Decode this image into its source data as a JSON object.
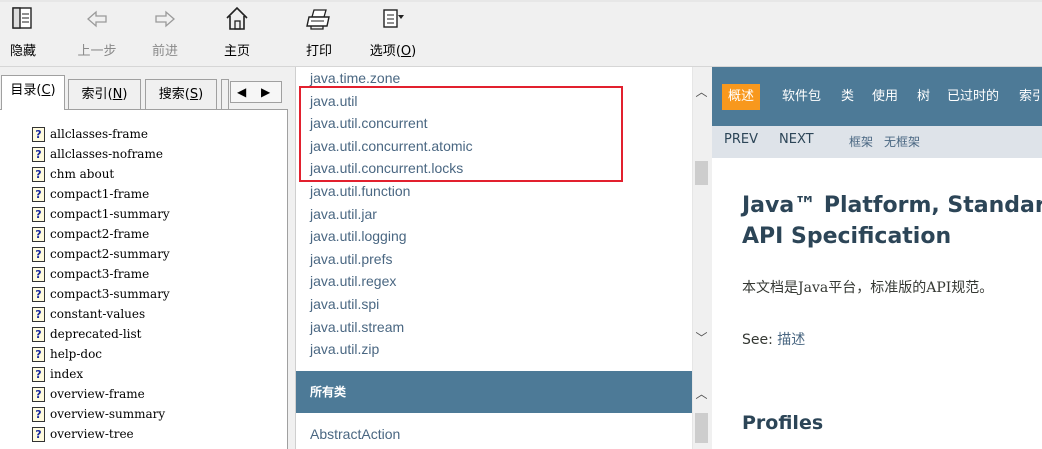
{
  "toolbar": {
    "hide": "隐藏",
    "back": "上一步",
    "forward": "前进",
    "home": "主页",
    "print": "打印",
    "options": "选项",
    "options_key": "O"
  },
  "left": {
    "tabs": {
      "contents": "目录",
      "contents_key": "C",
      "index": "索引",
      "index_key": "N",
      "search": "搜索",
      "search_key": "S"
    },
    "files": [
      "allclasses-frame",
      "allclasses-noframe",
      "chm about",
      "compact1-frame",
      "compact1-summary",
      "compact2-frame",
      "compact2-summary",
      "compact3-frame",
      "compact3-summary",
      "constant-values",
      "deprecated-list",
      "help-doc",
      "index",
      "overview-frame",
      "overview-summary",
      "overview-tree"
    ]
  },
  "middle": {
    "packages": [
      "java.time.zone",
      "java.util",
      "java.util.concurrent",
      "java.util.concurrent.atomic",
      "java.util.concurrent.locks",
      "java.util.function",
      "java.util.jar",
      "java.util.logging",
      "java.util.prefs",
      "java.util.regex",
      "java.util.spi",
      "java.util.stream",
      "java.util.zip"
    ],
    "all_classes_header": "所有类",
    "classes": [
      "AbstractAction"
    ]
  },
  "right": {
    "nav": {
      "overview": "概述",
      "items": [
        "软件包",
        "类",
        "使用",
        "树",
        "已过时的",
        "索引"
      ]
    },
    "subnav": {
      "prev": "PREV",
      "next": "NEXT",
      "frames": "框架",
      "no_frames": "无框架"
    },
    "title_line1": "Java™ Platform, Standard",
    "title_line2": "API Specification",
    "description": "本文档是Java平台，标准版的API规范。",
    "see_label": "See: ",
    "see_link": "描述",
    "profiles": "Profiles"
  },
  "colors": {
    "nav_bg": "#4d7a97",
    "nav_active": "#f8981d",
    "highlight_box": "#e2202e",
    "link": "#4a6782"
  }
}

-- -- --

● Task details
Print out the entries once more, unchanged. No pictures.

● Response to the exercise
Decode this image into its source data as a JSON object.
{
  "toolbar": {
    "hide": "隐藏",
    "back": "上一步",
    "forward": "前进",
    "home": "主页",
    "print": "打印",
    "options": "选项",
    "options_key": "O"
  },
  "left": {
    "tabs": {
      "contents": "目录",
      "contents_key": "C",
      "index": "索引",
      "index_key": "N",
      "search": "搜索",
      "search_key": "S"
    },
    "files": [
      "allclasses-frame",
      "allclasses-noframe",
      "chm about",
      "compact1-frame",
      "compact1-summary",
      "compact2-frame",
      "compact2-summary",
      "compact3-frame",
      "compact3-summary",
      "constant-values",
      "deprecated-list",
      "help-doc",
      "index",
      "overview-frame",
      "overview-summary",
      "overview-tree"
    ]
  },
  "middle": {
    "packages": [
      "java.time.zone",
      "java.util",
      "java.util.concurrent",
      "java.util.concurrent.atomic",
      "java.util.concurrent.locks",
      "java.util.function",
      "java.util.jar",
      "java.util.logging",
      "java.util.prefs",
      "java.util.regex",
      "java.util.spi",
      "java.util.stream",
      "java.util.zip"
    ],
    "all_classes_header": "所有类",
    "classes": [
      "AbstractAction"
    ]
  },
  "right": {
    "nav": {
      "overview": "概述",
      "items": [
        "软件包",
        "类",
        "使用",
        "树",
        "已过时的",
        "索引"
      ]
    },
    "subnav": {
      "prev": "PREV",
      "next": "NEXT",
      "frames": "框架",
      "no_frames": "无框架"
    },
    "title_line1": "Java™ Platform, Standard",
    "title_line2": "API Specification",
    "description": "本文档是Java平台，标准版的API规范。",
    "see_label": "See: ",
    "see_link": "描述",
    "profiles": "Profiles"
  },
  "colors": {
    "nav_bg": "#4d7a97",
    "nav_active": "#f8981d",
    "highlight_box": "#e2202e",
    "link": "#4a6782"
  }
}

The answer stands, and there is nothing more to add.